For many meditators, this description does not appeal or invite. Instead, many prefer to enter that state in the presence of a divine being by some name or form. Alternatively, one can meditate upon an idea (like peace) or any mental object that inspires one.
Such a practice is equally rewarding even if the testimony of great rishis and masters suggests that there comes a point when the guru or deity vanishes and we are left on our own at least temporarily to face our own face; or, the face of seeming emptiness, or darkness. But few meditators actually get to this point for it takes great courage of heart and strength of will to meditate to such a deep state. Nonetheless, it is a matter of, shall I say, disclosure to mention it.

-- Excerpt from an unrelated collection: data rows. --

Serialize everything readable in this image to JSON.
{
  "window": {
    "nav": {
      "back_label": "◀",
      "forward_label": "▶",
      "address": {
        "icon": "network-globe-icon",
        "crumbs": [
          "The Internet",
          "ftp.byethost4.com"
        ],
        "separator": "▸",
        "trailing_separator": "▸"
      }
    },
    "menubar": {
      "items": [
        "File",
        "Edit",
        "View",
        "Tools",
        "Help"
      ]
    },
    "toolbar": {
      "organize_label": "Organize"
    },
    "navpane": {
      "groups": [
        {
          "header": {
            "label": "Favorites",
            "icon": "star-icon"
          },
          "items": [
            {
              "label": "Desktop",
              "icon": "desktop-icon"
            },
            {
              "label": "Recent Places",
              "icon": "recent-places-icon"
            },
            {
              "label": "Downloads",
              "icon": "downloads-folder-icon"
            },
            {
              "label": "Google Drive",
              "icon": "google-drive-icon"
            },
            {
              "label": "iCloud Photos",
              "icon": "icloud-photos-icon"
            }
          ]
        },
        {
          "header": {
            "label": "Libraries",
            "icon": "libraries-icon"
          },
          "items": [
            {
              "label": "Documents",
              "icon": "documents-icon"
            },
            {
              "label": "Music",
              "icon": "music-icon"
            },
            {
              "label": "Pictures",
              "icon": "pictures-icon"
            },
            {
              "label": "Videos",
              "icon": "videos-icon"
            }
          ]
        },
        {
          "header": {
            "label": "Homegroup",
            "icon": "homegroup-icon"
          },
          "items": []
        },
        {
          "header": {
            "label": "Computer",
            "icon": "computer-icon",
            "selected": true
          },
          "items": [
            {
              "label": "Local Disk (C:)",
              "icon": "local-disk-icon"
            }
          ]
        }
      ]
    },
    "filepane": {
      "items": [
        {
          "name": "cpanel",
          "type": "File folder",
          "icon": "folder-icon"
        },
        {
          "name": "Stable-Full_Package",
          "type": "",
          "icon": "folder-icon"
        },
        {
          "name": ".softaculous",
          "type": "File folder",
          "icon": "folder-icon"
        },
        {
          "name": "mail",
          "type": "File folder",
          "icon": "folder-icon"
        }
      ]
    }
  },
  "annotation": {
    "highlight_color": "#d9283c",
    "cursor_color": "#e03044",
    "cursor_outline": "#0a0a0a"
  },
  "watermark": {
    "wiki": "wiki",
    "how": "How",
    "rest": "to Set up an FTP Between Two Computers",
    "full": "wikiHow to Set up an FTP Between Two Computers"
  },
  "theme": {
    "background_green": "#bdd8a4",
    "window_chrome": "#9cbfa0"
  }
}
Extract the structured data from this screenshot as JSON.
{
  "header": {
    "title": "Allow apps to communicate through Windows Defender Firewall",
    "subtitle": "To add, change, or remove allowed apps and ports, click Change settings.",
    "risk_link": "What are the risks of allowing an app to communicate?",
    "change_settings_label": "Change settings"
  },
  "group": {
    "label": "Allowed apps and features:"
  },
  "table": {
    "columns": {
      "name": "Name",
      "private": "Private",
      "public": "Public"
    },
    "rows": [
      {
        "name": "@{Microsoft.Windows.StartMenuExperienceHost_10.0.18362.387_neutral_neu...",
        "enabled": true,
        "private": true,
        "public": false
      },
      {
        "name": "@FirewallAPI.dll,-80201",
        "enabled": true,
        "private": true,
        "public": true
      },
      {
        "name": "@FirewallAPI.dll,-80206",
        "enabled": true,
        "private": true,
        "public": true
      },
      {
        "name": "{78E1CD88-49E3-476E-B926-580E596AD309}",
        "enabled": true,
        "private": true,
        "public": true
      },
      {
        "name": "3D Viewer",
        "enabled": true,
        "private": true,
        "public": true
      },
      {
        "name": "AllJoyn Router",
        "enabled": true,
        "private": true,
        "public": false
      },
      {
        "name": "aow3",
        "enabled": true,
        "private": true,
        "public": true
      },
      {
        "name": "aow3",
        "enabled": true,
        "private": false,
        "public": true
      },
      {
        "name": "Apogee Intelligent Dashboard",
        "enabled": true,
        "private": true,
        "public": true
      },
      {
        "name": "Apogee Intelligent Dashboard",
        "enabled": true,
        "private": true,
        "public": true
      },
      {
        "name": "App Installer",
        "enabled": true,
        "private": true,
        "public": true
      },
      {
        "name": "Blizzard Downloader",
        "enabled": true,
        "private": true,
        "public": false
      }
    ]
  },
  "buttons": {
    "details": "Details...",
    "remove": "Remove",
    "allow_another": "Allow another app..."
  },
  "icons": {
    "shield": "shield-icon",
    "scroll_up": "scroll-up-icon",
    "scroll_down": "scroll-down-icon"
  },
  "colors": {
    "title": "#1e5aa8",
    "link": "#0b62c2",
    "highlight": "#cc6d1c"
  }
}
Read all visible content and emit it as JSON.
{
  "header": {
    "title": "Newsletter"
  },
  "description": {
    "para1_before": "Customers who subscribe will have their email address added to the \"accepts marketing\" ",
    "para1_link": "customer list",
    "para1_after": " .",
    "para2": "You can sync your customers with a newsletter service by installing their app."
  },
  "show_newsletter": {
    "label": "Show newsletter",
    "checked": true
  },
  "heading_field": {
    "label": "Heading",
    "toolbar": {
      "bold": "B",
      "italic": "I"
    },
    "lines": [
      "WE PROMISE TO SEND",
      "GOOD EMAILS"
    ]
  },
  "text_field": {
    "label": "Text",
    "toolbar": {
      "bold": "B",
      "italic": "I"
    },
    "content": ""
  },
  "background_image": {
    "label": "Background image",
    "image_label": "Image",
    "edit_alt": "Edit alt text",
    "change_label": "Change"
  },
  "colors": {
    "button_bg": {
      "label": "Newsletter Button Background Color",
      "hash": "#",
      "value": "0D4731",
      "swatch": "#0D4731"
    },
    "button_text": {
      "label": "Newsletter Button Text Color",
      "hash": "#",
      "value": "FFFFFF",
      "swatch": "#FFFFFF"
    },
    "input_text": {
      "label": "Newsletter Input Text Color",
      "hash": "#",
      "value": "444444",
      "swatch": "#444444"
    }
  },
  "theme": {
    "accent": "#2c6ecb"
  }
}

For the rest of us, however, even "a little practice of this" will cleanse the heart and mind of the burden of our ego's preoccupations. Seconds or minutes of mindful clarity, transcendent of the intrusion of thoughts, clear as the vast blue sky and swept clean by pure, cooling summer breezes of Being will wash the brain and revitalize the soul's innate happiness.
Is it easy to achieve this experience? Yes, and, well, No! For starters, guess what? You have to actually WANT to enter into this space. The "wanting" has to be positive and energized, grounded in calm feeling, and propelled by what I call "soft" willpower.
Here are a few hints that you may find helpful. Whatever else is your meditation technique, during your practice make sure your inward gaze is raised just slightly as if you are peering through the point between the eyebrows at some not too distant object. This position needs to be soft and gentle, not strained or forced. Think about how we often look up when we are trying to remember something. During meditation, the goal in the use of this technique is to remain in visual contact with that point behind closed eyes throughout your meditation. Normally, the eyes will "drop" whenever thoughts intrude or your attention goes elsewhere. When that happens just bring your visual focus back to this point without making a mental fuss over it. Don't give up. Just keep on re-directing.
Secondly, focus one-pointedly on the details of your technique: for example, observing the flow of breath; inwardly chanting a mantra; visualizing a divine Being. Most techniques will require two or more focal points of awareness.
Generally, at least two, or preferably three "objects" of focus are needed to create a magnetic aura of concentration that has enough magnetism to cauterize or hold at bay thoughts popping up like ads on YouTube. Beneath these focal points of concentration is the underlying feeling of calm but joyful expectation of entering the sanctum sanctorum of "thoughtlessness" (pun). This feeling acts as a motivator or generator of that soft willpower I mentioned earlier. You cannot force a higher state of mind. It comes, as Jesus put it, "like a thief in the night" just when you don't expect it. And when it does, feel free to abandon your technique or simply continue it if you feel too.
But after your technique, the gold standard is to be able to drop all "doing" and enter "being." Rest in the after-poise of your meditation technique sitting in the sunlight of calm Self-awareness above the clouds of interposing thoughts. Even a few seconds of this spacious mind will bring relief and cleansing to the brain.
Is this the end-game, then, of meditation? No, not even close. Rather, clearing the deck of conscious and subconscious thoughts is simply to clean and prepare the vessel of your awareness to receive inspiration from what Paramhansa Yogananda dubbed the Superconscious Mind. You could call this the soul or the atman or anything else if you prefer.
Is this the end game? By no means. The end-game is endlessness and the purpose of this article is to talk about the process of "brain-washing!" Whatever else may come is between you and your divine Self. First things first!
Blessings to you,
Swami Hrimananda, your own Self